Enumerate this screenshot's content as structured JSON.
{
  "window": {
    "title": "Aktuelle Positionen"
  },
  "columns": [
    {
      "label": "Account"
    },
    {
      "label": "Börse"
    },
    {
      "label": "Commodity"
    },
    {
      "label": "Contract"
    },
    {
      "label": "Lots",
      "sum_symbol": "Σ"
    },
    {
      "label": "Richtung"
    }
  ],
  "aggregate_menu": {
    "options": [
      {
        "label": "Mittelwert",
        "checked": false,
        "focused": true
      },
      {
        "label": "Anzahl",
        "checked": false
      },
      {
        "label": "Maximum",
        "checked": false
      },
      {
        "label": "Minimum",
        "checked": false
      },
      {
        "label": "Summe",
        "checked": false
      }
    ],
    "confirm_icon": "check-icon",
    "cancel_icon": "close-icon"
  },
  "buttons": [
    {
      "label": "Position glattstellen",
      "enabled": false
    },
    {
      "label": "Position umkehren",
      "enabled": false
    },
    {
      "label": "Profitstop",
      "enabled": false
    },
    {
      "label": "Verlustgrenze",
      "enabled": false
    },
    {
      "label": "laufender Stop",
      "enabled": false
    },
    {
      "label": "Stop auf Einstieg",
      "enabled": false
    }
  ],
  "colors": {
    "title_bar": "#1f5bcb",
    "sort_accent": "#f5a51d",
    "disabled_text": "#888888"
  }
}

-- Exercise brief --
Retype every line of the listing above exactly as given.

-- Your response --
Enumerate this screenshot's content as structured JSON.
{
  "window": {
    "title": "Aktuelle Positionen"
  },
  "columns": [
    {
      "label": "Account"
    },
    {
      "label": "Börse"
    },
    {
      "label": "Commodity"
    },
    {
      "label": "Contract"
    },
    {
      "label": "Lots",
      "sum_symbol": "Σ"
    },
    {
      "label": "Richtung"
    }
  ],
  "aggregate_menu": {
    "options": [
      {
        "label": "Mittelwert",
        "checked": false,
        "focused": true
      },
      {
        "label": "Anzahl",
        "checked": false
      },
      {
        "label": "Maximum",
        "checked": false
      },
      {
        "label": "Minimum",
        "checked": false
      },
      {
        "label": "Summe",
        "checked": false
      }
    ],
    "confirm_icon": "check-icon",
    "cancel_icon": "close-icon"
  },
  "buttons": [
    {
      "label": "Position glattstellen",
      "enabled": false
    },
    {
      "label": "Position umkehren",
      "enabled": false
    },
    {
      "label": "Profitstop",
      "enabled": false
    },
    {
      "label": "Verlustgrenze",
      "enabled": false
    },
    {
      "label": "laufender Stop",
      "enabled": false
    },
    {
      "label": "Stop auf Einstieg",
      "enabled": false
    }
  ],
  "colors": {
    "title_bar": "#1f5bcb",
    "sort_accent": "#f5a51d",
    "disabled_text": "#888888"
  }
}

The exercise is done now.